As news of the vote to curb immigration from the EU spread far and wide, commentators lined up to decry what many viewed as a show of harmful Swiss insularity. Kenneth Roth, the head of Human Rights Watch, didn’t hold back.
So Switzerland wants to be an international banking & UN center but not welcome immigrants. Xenophobia prevails. http://t.co/rDhVgoZSoT— Kenneth Roth (@KenRoth) February 10, 2014
Helpfully, some tweeters deployed maps and graphs to tease out some of the more fascinating details.
Martin Schulz, President of the European parliament, urged restraint.
Treaties must be abided. #Switzerland enjoys advantages of international market, freedom of movement crucial. Need calm rational reactions.— Martin Schulz (@MartinSchulz) February 9, 2014
Nein Quarterly’s editor took a blunter approach.
Welcome to Switzerland. Sorry, we're closed.— Nein. (@NeinQuarterly) February 9, 2014
Travel writer Diccon Bewes asked one of the more pertinent questions.
British Conservative MP Mark Pritchard sided with the victors.
Well done Switzerland. Now expect bullying, intimidation, and threats from Brussels. But hold your ground. You choose your nation's destiny— Mark Pritchard (@MPritchardMP) February 10, 2014
And French National Front leader Marine Le Pen was predictably thrilled, as she praised Swiss moves towards immigration control as a “national priority”.
Référendum Suisse : Maîtrise de l'immigration et priorité nationale: le programme du Front ! MLP http://t.co/j0WNmlfxDy— Marine Le Pen (@MLP_officiel) February 10, 2014
But European Commission spokeswoman Pia Ahrenkilde hinted at the acrimony ahead.

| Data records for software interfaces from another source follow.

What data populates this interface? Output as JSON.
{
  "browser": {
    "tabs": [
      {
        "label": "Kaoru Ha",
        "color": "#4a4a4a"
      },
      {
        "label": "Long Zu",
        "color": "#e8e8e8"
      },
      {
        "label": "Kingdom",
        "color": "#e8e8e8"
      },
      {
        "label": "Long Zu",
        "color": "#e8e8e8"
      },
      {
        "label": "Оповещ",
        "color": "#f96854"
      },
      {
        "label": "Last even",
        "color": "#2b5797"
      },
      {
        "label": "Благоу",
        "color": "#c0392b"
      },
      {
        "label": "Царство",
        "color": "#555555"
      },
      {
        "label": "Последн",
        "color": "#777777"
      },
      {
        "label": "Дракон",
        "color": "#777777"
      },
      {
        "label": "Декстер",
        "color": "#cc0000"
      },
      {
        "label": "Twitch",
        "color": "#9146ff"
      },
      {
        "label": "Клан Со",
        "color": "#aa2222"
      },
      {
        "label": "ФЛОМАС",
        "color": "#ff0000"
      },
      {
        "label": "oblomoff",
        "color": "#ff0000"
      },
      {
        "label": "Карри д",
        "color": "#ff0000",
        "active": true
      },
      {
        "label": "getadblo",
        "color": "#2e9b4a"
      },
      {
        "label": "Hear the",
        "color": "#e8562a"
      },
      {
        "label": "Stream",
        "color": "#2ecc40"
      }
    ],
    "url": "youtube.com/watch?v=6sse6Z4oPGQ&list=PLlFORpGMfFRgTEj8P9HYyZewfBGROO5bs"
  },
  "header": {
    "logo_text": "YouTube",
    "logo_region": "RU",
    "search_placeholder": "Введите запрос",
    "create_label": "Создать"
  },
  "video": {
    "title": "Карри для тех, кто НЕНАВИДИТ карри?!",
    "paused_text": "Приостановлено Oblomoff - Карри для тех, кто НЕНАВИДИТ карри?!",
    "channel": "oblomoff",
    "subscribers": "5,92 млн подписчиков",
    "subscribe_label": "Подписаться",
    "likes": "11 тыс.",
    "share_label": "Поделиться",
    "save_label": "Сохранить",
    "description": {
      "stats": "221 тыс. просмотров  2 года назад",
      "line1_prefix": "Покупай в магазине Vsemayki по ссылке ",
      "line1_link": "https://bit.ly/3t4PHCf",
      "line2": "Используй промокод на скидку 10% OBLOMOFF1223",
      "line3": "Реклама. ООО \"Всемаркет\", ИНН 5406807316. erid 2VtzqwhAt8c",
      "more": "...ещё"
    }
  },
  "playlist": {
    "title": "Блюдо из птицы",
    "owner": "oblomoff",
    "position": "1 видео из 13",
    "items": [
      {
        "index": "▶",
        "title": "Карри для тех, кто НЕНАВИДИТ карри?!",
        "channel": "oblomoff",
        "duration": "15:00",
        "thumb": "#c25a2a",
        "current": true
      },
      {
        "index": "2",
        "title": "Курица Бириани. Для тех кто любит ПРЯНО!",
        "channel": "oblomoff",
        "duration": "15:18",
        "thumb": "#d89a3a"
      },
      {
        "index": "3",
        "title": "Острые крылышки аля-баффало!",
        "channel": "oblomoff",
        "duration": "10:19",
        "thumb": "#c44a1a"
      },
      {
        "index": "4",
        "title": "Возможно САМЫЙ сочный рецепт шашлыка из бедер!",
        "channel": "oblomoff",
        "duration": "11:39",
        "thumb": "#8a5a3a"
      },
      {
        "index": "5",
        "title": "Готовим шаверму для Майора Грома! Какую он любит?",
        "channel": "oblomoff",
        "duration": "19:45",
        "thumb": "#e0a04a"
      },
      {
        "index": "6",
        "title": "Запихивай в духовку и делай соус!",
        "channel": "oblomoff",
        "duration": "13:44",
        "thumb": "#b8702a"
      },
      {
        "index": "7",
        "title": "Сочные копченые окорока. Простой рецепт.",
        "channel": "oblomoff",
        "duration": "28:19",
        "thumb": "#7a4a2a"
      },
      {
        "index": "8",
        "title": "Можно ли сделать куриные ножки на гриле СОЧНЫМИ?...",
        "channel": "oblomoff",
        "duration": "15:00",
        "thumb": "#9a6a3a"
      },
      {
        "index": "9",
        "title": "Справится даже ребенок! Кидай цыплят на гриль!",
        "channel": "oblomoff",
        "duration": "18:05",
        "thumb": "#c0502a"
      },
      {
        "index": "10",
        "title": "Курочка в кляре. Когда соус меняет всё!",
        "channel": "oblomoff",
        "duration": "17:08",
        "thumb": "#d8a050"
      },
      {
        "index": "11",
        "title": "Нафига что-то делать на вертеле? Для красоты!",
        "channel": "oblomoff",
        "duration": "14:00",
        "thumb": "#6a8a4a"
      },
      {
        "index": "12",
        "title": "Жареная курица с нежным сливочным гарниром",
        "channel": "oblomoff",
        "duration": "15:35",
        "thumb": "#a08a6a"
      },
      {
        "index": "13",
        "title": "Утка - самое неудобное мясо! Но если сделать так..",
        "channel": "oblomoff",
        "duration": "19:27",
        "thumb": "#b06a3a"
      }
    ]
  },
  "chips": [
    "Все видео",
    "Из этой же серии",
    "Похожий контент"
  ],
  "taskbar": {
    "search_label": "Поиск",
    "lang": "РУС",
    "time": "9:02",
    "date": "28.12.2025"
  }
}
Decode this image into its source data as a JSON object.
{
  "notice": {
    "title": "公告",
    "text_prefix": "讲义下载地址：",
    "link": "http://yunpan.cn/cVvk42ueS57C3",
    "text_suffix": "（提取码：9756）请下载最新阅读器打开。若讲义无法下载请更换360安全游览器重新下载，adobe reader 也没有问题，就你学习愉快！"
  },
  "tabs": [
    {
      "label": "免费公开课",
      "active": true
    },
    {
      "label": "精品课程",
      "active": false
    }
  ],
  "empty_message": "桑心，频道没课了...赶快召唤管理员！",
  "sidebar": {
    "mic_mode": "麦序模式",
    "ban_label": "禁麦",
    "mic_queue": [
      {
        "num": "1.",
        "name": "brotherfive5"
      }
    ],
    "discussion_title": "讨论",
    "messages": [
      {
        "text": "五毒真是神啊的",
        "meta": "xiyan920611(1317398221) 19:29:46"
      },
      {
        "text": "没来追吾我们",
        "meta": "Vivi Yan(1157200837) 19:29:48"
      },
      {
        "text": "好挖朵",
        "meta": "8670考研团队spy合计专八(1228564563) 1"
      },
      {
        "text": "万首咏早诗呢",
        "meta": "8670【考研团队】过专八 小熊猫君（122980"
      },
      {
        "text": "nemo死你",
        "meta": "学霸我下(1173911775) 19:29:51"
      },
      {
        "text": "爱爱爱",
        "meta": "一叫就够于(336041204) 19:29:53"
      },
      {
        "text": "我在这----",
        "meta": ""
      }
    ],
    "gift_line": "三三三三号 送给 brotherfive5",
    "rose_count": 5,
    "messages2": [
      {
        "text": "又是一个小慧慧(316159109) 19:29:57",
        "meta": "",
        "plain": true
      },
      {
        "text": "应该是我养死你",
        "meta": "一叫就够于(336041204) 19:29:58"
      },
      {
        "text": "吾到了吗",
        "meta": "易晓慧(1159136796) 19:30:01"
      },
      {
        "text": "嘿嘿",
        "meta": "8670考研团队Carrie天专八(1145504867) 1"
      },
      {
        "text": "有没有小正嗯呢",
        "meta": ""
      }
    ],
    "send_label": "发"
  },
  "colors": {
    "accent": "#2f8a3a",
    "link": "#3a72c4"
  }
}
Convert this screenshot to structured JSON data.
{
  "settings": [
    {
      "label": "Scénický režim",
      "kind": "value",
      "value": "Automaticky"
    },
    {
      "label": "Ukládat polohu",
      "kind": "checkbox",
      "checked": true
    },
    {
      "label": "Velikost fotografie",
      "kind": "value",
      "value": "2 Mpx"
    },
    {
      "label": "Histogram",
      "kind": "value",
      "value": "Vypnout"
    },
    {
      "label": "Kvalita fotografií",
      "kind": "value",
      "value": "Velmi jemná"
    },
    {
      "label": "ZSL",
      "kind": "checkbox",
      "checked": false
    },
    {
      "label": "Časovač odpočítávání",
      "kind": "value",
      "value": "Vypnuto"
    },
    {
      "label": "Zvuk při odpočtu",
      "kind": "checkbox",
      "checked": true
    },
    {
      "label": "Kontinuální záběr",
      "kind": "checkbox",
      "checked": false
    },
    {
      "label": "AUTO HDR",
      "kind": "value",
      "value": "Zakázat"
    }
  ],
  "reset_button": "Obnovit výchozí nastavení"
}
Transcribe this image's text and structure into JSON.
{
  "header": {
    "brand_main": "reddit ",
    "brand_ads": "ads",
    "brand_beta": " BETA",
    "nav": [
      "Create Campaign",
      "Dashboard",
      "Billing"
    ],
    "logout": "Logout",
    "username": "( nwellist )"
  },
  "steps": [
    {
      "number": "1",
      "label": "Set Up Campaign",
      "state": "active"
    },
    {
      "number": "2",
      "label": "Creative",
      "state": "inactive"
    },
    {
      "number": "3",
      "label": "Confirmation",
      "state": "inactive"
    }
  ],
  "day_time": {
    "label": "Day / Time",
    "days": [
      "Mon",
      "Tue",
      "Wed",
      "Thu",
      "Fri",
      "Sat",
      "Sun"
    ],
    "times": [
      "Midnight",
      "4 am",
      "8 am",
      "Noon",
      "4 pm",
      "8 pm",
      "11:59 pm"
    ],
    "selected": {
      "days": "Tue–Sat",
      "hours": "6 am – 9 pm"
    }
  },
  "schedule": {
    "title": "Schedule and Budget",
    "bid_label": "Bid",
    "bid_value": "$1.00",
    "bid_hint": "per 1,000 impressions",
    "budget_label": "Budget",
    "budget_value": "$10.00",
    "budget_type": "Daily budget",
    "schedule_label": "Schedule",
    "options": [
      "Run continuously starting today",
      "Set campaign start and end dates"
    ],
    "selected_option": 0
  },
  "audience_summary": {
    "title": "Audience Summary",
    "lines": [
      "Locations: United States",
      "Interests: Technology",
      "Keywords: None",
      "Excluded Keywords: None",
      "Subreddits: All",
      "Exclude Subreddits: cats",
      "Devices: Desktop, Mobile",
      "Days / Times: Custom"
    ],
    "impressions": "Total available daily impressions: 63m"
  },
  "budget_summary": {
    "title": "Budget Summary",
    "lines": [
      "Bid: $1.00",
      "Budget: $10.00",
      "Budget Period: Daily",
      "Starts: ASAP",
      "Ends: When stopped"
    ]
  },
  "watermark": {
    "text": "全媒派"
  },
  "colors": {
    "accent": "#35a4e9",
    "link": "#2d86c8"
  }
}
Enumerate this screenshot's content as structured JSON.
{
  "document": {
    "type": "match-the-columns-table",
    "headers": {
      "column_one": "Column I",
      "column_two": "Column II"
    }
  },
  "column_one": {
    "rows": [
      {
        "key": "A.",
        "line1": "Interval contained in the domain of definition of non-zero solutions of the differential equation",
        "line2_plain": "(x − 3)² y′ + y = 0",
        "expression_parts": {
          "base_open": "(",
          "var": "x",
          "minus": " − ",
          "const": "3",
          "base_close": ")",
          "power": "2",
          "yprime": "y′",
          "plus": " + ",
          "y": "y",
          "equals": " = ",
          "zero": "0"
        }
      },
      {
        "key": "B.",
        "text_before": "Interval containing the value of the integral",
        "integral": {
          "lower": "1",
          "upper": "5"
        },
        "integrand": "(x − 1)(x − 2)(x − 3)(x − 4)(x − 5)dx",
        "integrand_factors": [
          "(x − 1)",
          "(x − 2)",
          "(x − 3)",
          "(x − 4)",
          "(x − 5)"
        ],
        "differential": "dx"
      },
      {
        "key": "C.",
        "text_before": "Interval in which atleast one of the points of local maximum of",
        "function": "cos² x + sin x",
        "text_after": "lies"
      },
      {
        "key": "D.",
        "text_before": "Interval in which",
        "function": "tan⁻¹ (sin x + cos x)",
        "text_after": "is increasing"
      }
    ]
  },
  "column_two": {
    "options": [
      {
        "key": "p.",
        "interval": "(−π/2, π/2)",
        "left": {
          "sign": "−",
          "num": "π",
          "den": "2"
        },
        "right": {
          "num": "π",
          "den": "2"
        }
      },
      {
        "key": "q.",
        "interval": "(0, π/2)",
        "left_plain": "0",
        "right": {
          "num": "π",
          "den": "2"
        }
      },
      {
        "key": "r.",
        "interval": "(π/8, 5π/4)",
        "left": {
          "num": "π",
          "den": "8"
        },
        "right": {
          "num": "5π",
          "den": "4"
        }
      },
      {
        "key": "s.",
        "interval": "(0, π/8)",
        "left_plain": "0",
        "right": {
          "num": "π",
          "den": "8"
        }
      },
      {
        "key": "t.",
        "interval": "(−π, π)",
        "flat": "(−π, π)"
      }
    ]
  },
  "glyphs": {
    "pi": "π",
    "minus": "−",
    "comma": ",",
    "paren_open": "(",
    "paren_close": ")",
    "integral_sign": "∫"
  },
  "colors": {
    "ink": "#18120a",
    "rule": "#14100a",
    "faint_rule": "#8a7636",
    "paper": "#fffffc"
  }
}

One Swiss journalist summed up the feelings of many in the No camp when he claimed to have spotted a new item for sale in Ikea’s Swiss stores.